Supply of iron ore in the spot market has risen sharply with cargoes meant for long-term, or three-month, contracts being sold at spot rates because Chinese mills were not keen on buying the material at contract rates that are far higher than spot.

China seeks iron ore contract tweaks as prices fall
SINGAPORE, Oct 13 (Reuters) - Chinese steel mills are seeking to postpone iron ore shipments or renegotiate fourth-quarter contracts as spot prices fall to their lowest level since November 2010, traders said on Thursday.
China is the world's biggest buyer of iron ore, a major money maker for miners Vale , Rio Tinto   and BHP Billiton   which together control around two thirds of the global seaborne market.

Gold Falls From Three-Week High After Dollar Rebounds; Silver Declines (Source: Bloomberg)
Gold futures fell from a three-week high as the dollar’s rally reduced demand for the precious metal as an alternative asset. Silver also dropped. The greenback climbed as much as 0.8 percent against a basket of six major currencies as Germany damped expectations for a fast resolution to Europe’s debt crisis. The dollar jumped 6 percent last month, while gold slumped 11 percent. “The dollar’s strength is weighing on gold,” Frank Lesh, a trader at FuturePath Trading in Chicago, said in a telephone interview. “Also, some people are waiting on the sidelines because of the volatility in prices.” Gold futures for December delivery declined 0.4 percent to settle at $1,676.60 an ounce at 1:41 p.m. on the Comex in New York. Earlier, the price reached $1,696.80, the highest for a most-active contract since Sept. 23. Last week, the metal gained 2.9 percent, the most in more than a month.

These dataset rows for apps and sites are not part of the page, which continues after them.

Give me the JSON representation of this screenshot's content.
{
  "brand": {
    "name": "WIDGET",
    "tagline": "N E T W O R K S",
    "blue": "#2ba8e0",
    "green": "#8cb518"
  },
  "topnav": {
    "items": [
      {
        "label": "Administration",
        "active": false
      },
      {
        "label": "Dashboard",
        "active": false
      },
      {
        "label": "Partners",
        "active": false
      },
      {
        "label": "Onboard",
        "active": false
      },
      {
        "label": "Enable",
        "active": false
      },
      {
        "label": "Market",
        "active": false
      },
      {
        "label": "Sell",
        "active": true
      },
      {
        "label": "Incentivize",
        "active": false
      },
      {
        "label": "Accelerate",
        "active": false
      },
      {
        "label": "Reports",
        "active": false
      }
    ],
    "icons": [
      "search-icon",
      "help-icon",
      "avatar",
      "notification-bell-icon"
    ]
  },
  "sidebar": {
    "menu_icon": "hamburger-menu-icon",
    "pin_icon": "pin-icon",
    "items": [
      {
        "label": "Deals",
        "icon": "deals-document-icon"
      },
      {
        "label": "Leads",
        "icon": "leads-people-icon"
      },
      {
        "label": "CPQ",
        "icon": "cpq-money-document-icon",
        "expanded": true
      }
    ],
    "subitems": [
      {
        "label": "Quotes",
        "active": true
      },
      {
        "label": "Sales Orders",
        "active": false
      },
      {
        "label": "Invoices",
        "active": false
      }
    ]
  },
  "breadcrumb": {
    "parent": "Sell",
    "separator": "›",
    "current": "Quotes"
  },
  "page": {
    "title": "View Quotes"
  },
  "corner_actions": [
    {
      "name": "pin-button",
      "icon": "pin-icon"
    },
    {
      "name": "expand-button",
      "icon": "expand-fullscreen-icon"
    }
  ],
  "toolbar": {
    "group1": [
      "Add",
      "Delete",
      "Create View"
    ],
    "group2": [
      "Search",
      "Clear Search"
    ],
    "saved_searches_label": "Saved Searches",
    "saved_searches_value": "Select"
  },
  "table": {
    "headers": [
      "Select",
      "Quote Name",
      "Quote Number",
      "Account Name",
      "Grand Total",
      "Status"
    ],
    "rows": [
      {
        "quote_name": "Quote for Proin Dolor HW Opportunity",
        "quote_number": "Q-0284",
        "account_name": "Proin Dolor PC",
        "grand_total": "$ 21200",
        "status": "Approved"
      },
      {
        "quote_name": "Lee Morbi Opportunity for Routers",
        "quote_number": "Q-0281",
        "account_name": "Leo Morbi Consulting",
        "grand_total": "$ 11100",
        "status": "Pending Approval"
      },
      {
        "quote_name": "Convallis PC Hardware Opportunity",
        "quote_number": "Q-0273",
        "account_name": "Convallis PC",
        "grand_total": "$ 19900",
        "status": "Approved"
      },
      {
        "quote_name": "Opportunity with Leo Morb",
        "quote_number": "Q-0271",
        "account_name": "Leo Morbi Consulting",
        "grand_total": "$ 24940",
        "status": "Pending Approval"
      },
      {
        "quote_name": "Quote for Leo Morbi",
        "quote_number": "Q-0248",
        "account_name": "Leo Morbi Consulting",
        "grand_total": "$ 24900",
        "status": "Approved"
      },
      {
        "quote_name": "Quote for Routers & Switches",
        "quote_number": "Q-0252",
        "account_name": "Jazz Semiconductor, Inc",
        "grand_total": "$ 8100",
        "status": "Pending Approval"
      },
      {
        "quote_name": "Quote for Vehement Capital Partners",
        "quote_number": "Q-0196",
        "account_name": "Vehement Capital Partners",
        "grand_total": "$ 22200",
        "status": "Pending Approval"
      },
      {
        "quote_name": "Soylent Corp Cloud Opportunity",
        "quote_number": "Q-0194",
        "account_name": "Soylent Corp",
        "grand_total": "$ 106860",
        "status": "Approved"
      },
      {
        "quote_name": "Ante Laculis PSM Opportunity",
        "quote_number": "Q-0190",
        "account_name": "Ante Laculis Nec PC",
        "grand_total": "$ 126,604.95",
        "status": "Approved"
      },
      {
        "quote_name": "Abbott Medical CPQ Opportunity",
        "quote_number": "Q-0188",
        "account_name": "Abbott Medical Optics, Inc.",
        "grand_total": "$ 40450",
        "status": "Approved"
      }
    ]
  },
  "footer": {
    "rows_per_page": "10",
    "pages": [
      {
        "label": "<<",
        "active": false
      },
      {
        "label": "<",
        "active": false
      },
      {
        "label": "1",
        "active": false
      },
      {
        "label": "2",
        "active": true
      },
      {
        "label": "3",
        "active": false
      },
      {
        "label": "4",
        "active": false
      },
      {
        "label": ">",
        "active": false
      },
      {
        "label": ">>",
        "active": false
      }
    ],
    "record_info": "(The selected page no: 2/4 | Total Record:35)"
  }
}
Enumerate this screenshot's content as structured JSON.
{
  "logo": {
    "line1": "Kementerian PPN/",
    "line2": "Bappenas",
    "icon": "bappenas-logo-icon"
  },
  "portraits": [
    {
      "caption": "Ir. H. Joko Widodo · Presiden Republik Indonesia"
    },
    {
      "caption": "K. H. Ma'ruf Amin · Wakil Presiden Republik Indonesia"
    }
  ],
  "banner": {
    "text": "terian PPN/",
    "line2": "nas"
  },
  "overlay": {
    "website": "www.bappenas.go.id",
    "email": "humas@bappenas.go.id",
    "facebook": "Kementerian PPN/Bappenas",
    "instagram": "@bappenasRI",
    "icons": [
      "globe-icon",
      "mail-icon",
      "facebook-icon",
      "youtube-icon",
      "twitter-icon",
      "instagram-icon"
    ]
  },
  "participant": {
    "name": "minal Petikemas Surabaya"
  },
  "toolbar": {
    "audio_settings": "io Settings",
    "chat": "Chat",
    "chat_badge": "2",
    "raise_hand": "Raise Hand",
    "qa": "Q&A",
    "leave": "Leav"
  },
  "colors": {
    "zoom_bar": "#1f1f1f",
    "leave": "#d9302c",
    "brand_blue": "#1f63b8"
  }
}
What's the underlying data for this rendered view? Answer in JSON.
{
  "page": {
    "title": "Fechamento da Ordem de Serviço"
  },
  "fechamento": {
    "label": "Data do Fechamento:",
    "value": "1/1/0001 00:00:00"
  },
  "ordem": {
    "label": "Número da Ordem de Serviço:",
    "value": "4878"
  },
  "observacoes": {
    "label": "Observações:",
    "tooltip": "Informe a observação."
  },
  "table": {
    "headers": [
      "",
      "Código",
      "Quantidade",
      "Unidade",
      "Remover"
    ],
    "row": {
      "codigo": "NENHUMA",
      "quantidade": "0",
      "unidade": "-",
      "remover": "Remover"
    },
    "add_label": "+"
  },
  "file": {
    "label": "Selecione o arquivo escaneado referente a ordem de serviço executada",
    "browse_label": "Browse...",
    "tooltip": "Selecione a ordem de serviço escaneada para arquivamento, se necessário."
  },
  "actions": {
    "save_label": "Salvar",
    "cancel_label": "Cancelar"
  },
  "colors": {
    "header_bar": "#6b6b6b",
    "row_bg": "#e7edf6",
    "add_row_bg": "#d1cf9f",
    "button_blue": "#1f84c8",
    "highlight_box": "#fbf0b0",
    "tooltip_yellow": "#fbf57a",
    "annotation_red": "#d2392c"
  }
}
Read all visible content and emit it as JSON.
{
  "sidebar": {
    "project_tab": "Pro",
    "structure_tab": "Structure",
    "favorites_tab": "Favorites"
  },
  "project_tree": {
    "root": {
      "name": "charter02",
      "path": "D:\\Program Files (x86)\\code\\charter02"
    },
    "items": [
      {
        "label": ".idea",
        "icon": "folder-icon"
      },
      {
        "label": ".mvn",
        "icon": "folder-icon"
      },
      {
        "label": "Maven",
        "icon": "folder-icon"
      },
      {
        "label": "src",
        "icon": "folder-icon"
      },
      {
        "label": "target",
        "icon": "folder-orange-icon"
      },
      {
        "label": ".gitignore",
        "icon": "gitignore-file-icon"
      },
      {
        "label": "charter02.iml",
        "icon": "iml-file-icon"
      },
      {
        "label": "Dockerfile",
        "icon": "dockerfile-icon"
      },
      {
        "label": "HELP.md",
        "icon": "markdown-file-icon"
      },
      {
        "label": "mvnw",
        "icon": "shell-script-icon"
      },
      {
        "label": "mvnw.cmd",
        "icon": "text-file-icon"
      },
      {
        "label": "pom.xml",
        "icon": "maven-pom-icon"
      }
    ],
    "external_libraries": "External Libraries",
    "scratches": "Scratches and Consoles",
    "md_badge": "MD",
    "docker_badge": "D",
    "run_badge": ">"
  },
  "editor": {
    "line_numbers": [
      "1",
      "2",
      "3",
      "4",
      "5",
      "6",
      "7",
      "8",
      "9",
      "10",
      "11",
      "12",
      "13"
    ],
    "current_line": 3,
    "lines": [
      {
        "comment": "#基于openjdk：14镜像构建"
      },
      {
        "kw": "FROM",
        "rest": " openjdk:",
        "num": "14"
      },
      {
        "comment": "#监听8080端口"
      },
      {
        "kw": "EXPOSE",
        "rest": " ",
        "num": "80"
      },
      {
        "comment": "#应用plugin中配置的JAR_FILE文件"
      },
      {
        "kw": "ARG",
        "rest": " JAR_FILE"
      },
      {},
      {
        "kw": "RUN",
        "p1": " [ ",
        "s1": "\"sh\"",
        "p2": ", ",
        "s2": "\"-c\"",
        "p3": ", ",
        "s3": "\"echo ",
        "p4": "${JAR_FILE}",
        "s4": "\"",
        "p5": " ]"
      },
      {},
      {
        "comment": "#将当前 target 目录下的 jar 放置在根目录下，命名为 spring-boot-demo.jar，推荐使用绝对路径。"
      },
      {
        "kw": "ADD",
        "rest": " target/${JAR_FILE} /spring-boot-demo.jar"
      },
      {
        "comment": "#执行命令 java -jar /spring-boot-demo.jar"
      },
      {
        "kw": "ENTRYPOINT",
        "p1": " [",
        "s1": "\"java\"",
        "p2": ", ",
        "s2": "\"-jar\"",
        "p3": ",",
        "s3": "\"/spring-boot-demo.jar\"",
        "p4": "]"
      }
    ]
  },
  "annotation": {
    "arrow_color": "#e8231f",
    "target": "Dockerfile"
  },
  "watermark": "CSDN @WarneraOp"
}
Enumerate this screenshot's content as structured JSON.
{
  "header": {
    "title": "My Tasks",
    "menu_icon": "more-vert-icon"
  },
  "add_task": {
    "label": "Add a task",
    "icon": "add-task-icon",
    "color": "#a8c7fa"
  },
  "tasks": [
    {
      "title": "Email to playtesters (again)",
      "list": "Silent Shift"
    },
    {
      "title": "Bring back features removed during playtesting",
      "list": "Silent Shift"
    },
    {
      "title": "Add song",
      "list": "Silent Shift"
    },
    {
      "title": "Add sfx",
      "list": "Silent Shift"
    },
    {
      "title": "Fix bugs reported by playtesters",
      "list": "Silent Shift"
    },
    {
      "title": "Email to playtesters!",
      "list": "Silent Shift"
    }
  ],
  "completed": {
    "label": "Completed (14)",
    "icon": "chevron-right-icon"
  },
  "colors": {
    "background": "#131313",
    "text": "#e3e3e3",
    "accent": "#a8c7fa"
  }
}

Baltic index up for 8th day, bounce seen short-term
LONDON, Oct 14 (Reuters) - The Baltic Exchange's main sea freight index, which tracks rates to ship dry commodities, rose to its highest in over ten months on Friday although the pace of gains slowed.
Brokers said growing vessel supply, which was outpacing commodity demand, was set to cap dry bulk freight rate gains in the coming months with economic uncertainty adding to headwinds.

No comments: